Tree Harps: This duo transforms trees into magnificent ephemeral instruments to record music in the forest
For these artists from across Canada, nature is more than a muse or subject: nature is an artistic collaborator, directly engaged in the process of creating art and deepening our understanding of the natural world around us. In this series, we meet artists who share creative control with nature. The wind, the trees, the grass, the plants, the sun are all potential partners in artistic creation, and what they have to express might surprise you. Watch the first episode now above.
Artists and musicians known as Honeypaw have an unusual method of making music and musical instruments. Ontario duo Jurgita Žvinklytė and Matti Palonen make “tree harps”, harps made from hollow or dead trees. They drill small sets of holes in trees to install ropes, play tree harps, record it, then take it down when they’re done.
Žvinklytė and Palonen are the subjects of the first part of Natural collaboratorsa new CBC Arts video series about artists finding inventive ways to use the natural world in their work.
Žvinklytė says that tree harps are a special type of instrument, because there’s no way of knowing exactly how they’ll sound until you start playing them.
“There’s always a kind of excitement, because how is it going to sound this time?” she says.
In their recordings, they also mix the ambient sounds of the surrounding forest: the chirping of birds, a woodpecker tapping on the trees, the wind in the leaves.
“I try to record each part separately, including the bass strings on the trees and all that,” says Palonen. “So when we put it all together, you want the full open woods feel.”
In the video above from filmmaker Nicolas Pollock, the pair use tree harps to record a nine-song album titled Ninth Tree Standingincluding traditional Finnish and Lithuanian songs, which they have since released.
“Finnish music is also very connected to the forest,” says Palonen. “So it makes sense that we end up in the forest, singing about these things.”
Palonen and Žvinklytė both say that the temporary nature of tree harps is part of what makes them special and has a certain beauty in itself.
“At the end of the recording session, we take the strings off so we can use them on another tree,” he says. “We’re removing the stakes so we can reuse them as well.
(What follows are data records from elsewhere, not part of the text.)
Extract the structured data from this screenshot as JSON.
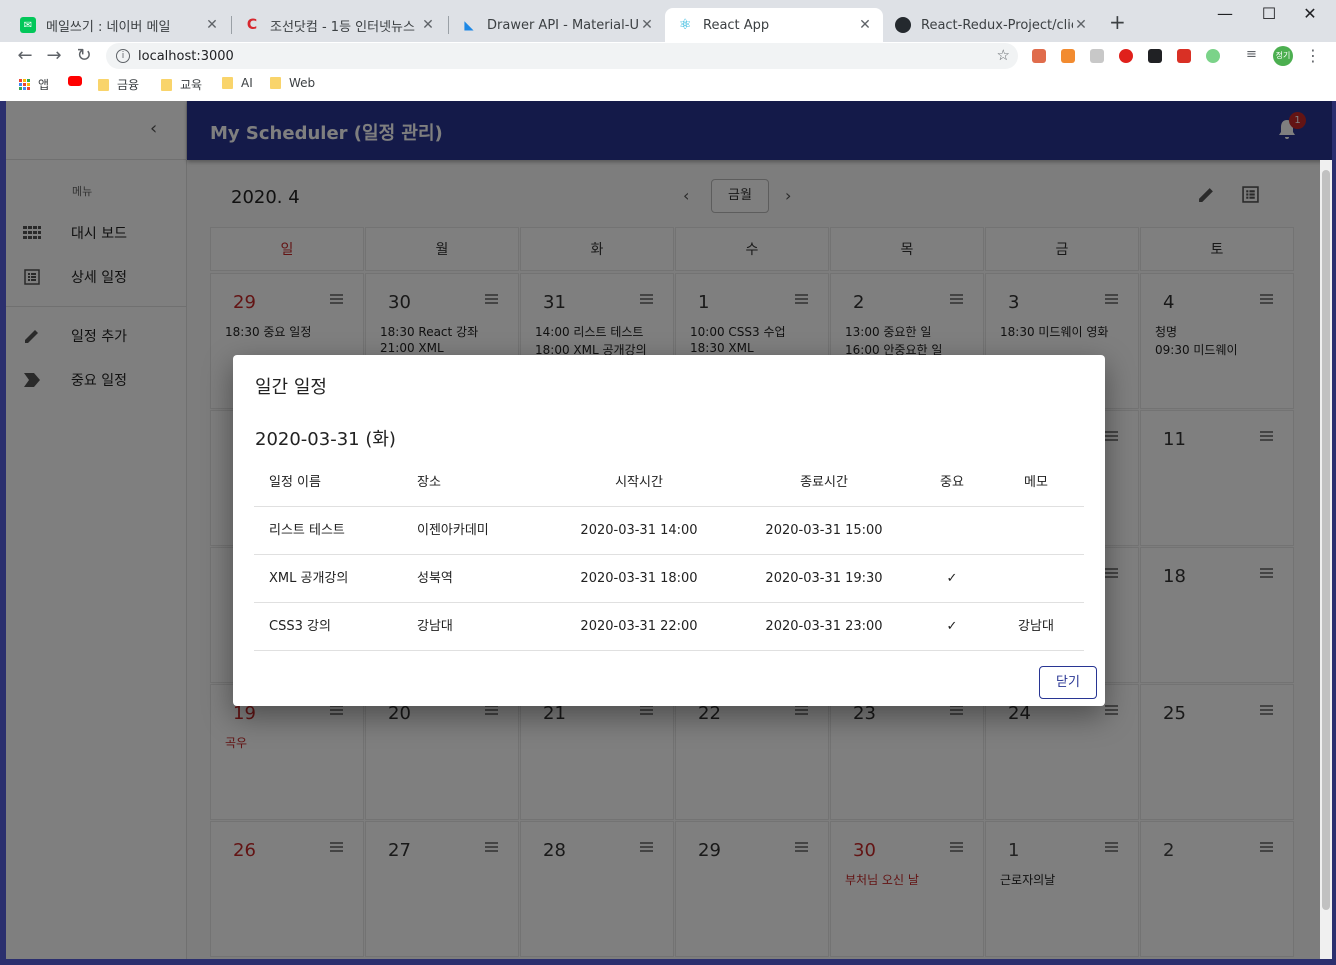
{
  "browser": {
    "tabs": [
      {
        "title": "메일쓰기 : 네이버 메일",
        "favicon_color": "#03c75a"
      },
      {
        "title": "조선닷컴 - 1등 인터넷뉴스",
        "favicon_color": "#d7282f"
      },
      {
        "title": "Drawer API - Material-UI",
        "favicon_color": "#1e88e5"
      },
      {
        "title": "React App",
        "favicon_color": "#61dafb"
      },
      {
        "title": "React-Redux-Project/client/",
        "favicon_color": "#24292e"
      }
    ],
    "url": "localhost:3000",
    "bookmarks": [
      {
        "label": "앱"
      },
      {
        "label": ""
      },
      {
        "label": "금융"
      },
      {
        "label": "교육"
      },
      {
        "label": "AI"
      },
      {
        "label": "Web"
      }
    ],
    "profile_label": "정기"
  },
  "app": {
    "title": "My Scheduler (일정 관리)",
    "notification_count": "1",
    "accent_color": "#283593",
    "drawer": {
      "caption": "메뉴",
      "items": [
        {
          "label": "대시 보드",
          "icon": "apps-grid-icon"
        },
        {
          "label": "상세 일정",
          "icon": "list-view-icon"
        },
        {
          "label": "일정 추가",
          "icon": "pencil-icon"
        },
        {
          "label": "중요 일정",
          "icon": "label-icon"
        }
      ]
    },
    "calendar": {
      "month_label": "2020. 4",
      "today_label": "금월",
      "weekdays": [
        "일",
        "월",
        "화",
        "수",
        "목",
        "금",
        "토"
      ],
      "weeks": [
        [
          {
            "day": "29",
            "events": [
              "18:30 중요 일정"
            ]
          },
          {
            "day": "30",
            "events": [
              "18:30 React 강좌",
              "21:00 XML"
            ]
          },
          {
            "day": "31",
            "events": [
              "14:00 리스트 테스트",
              "18:00 XML 공개강의"
            ]
          },
          {
            "day": "1",
            "events": [
              "10:00 CSS3 수업",
              "18:30 XML"
            ]
          },
          {
            "day": "2",
            "events": [
              "13:00 중요한 일",
              "16:00 안중요한 일"
            ]
          },
          {
            "day": "3",
            "events": [
              "18:30 미드웨이 영화"
            ]
          },
          {
            "day": "4",
            "events": [
              "청명",
              "09:30 미드웨이"
            ]
          }
        ],
        [
          {
            "day": "",
            "events": []
          },
          {
            "day": "",
            "events": []
          },
          {
            "day": "",
            "events": []
          },
          {
            "day": "",
            "events": []
          },
          {
            "day": "",
            "events": []
          },
          {
            "day": "",
            "events": []
          },
          {
            "day": "11",
            "events": []
          }
        ],
        [
          {
            "day": "",
            "events": []
          },
          {
            "day": "",
            "events": []
          },
          {
            "day": "",
            "events": []
          },
          {
            "day": "",
            "events": []
          },
          {
            "day": "",
            "events": []
          },
          {
            "day": "",
            "events": []
          },
          {
            "day": "18",
            "events": []
          }
        ],
        [
          {
            "day": "19",
            "events": [
              "곡우"
            ]
          },
          {
            "day": "20",
            "events": []
          },
          {
            "day": "21",
            "events": []
          },
          {
            "day": "22",
            "events": []
          },
          {
            "day": "23",
            "events": []
          },
          {
            "day": "24",
            "events": []
          },
          {
            "day": "25",
            "events": []
          }
        ],
        [
          {
            "day": "26",
            "events": []
          },
          {
            "day": "27",
            "events": []
          },
          {
            "day": "28",
            "events": []
          },
          {
            "day": "29",
            "events": []
          },
          {
            "day": "30",
            "events": [
              "부처님 오신 날"
            ]
          },
          {
            "day": "1",
            "events": [
              "근로자의날"
            ]
          },
          {
            "day": "2",
            "events": []
          }
        ]
      ]
    }
  },
  "dialog": {
    "title": "일간 일정",
    "date": "2020-03-31 (화)",
    "columns": [
      "일정 이름",
      "장소",
      "시작시간",
      "종료시간",
      "중요",
      "메모"
    ],
    "rows": [
      [
        "리스트 테스트",
        "이젠아카데미",
        "2020-03-31 14:00",
        "2020-03-31 15:00",
        "",
        ""
      ],
      [
        "XML 공개강의",
        "성북역",
        "2020-03-31 18:00",
        "2020-03-31 19:30",
        "✓",
        ""
      ],
      [
        "CSS3 강의",
        "강남대",
        "2020-03-31 22:00",
        "2020-03-31 23:00",
        "✓",
        "강남대"
      ]
    ],
    "close_label": "닫기"
  }
}
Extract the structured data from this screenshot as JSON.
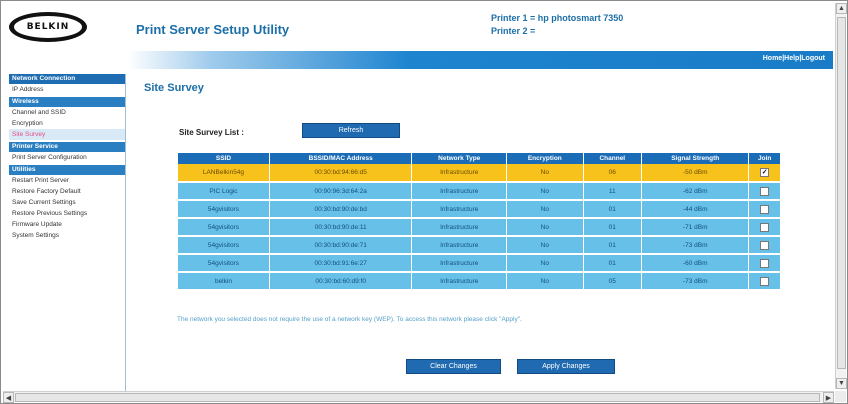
{
  "header": {
    "logo_text": "BELKIN",
    "app_title": "Print Server Setup Utility",
    "printer1": "Printer 1 = hp photosmart 7350",
    "printer2": "Printer 2 =",
    "links": "Home|Help|Logout"
  },
  "sidebar": [
    {
      "type": "head",
      "label": "Network Connection"
    },
    {
      "type": "item",
      "label": "IP Address"
    },
    {
      "type": "head",
      "label": "Wireless"
    },
    {
      "type": "item",
      "label": "Channel and SSID"
    },
    {
      "type": "item",
      "label": "Encryption"
    },
    {
      "type": "item",
      "label": "Site Survey",
      "active": true
    },
    {
      "type": "head",
      "label": "Printer Service"
    },
    {
      "type": "item",
      "label": "Print Server Configuration"
    },
    {
      "type": "head",
      "label": "Utilities"
    },
    {
      "type": "item",
      "label": "Restart Print Server"
    },
    {
      "type": "item",
      "label": "Restore Factory Default"
    },
    {
      "type": "item",
      "label": "Save Current Settings"
    },
    {
      "type": "item",
      "label": "Restore Previous Settings"
    },
    {
      "type": "item",
      "label": "Firmware Update"
    },
    {
      "type": "item",
      "label": "System Settings"
    }
  ],
  "main": {
    "page_title": "Site Survey",
    "survey_label": "Site Survey List :",
    "refresh_label": "Refresh",
    "columns": [
      "SSID",
      "BSSID/MAC Address",
      "Network Type",
      "Encryption",
      "Channel",
      "Signal Strength",
      "Join"
    ],
    "rows": [
      {
        "ssid": "LANBelkin54g",
        "bssid": "00:30:bd:94:66:d5",
        "type": "Infrastructure",
        "enc": "No",
        "channel": "06",
        "signal": "-50 dBm",
        "join": true
      },
      {
        "ssid": "PIC Logic",
        "bssid": "00:90:96:3d:64:2a",
        "type": "Infrastructure",
        "enc": "No",
        "channel": "11",
        "signal": "-62 dBm",
        "join": false
      },
      {
        "ssid": "54gvisitors",
        "bssid": "00:30:bd:90:de:bd",
        "type": "Infrastructure",
        "enc": "No",
        "channel": "01",
        "signal": "-44 dBm",
        "join": false
      },
      {
        "ssid": "54gvisitors",
        "bssid": "00:30:bd:90:de:11",
        "type": "Infrastructure",
        "enc": "No",
        "channel": "01",
        "signal": "-71 dBm",
        "join": false
      },
      {
        "ssid": "54gvisitors",
        "bssid": "00:30:bd:90:de:71",
        "type": "Infrastructure",
        "enc": "No",
        "channel": "01",
        "signal": "-73 dBm",
        "join": false
      },
      {
        "ssid": "54gvisitors",
        "bssid": "00:30:bd:91:6e:27",
        "type": "Infrastructure",
        "enc": "No",
        "channel": "01",
        "signal": "-60 dBm",
        "join": false
      },
      {
        "ssid": "belkin",
        "bssid": "00:30:bd:60:d9:f0",
        "type": "Infrastructure",
        "enc": "No",
        "channel": "05",
        "signal": "-73 dBm",
        "join": false
      }
    ],
    "note": "The network you selected does not require the use of a network key (WEP). To access this network please click \"Apply\".",
    "clear_label": "Clear Changes",
    "apply_label": "Apply Changes"
  },
  "colors": {
    "accent": "#1d6fa8",
    "table_header": "#1b6cb7",
    "row_bg": "#66c0e8",
    "selected_row": "#f7c21c"
  },
  "icons": {
    "scroll_up": "arrow-up-icon",
    "scroll_down": "arrow-down-icon",
    "scroll_left": "arrow-left-icon",
    "scroll_right": "arrow-right-icon"
  }
}
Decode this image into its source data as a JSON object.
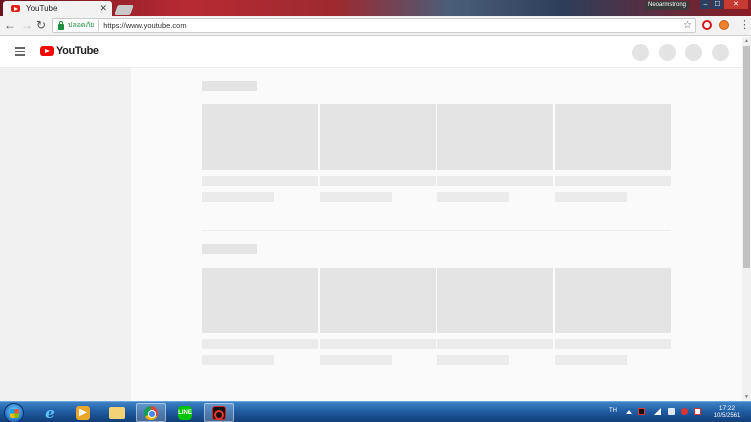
{
  "browser": {
    "tab_title": "YouTube",
    "tab_close": "✕",
    "profile_name": "Neoarmstrong",
    "window_controls": {
      "minimize": "–",
      "maximize": "☐",
      "close": "✕"
    },
    "nav": {
      "back": "←",
      "forward": "→",
      "reload": "↻"
    },
    "security_label": "ปลอดภัย",
    "url": "https://www.youtube.com",
    "bookmark_star": "☆",
    "menu": "⋮",
    "extensions": [
      "opera-icon",
      "orange-extension-icon"
    ]
  },
  "youtube": {
    "logo_text": "YouTube",
    "logo_color": "#ff0000",
    "placeholder_color": "#e4e4e4",
    "sidebar_color": "#f1f1f1"
  },
  "scrollbar": {
    "up": "▲",
    "down": "▼"
  },
  "taskbar": {
    "apps": [
      {
        "name": "internet-explorer-icon",
        "glyph": "e"
      },
      {
        "name": "windows-media-player-icon",
        "glyph": "▶"
      },
      {
        "name": "file-explorer-icon",
        "glyph": ""
      },
      {
        "name": "chrome-icon",
        "glyph": "",
        "active": true
      },
      {
        "name": "line-icon",
        "glyph": "LINE"
      },
      {
        "name": "garena-icon",
        "glyph": ""
      }
    ],
    "language": "TH",
    "time": "17:22",
    "date": "10/5/2561"
  }
}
I just want to get in and leave nothing but a few little holes for bugs to feed on.”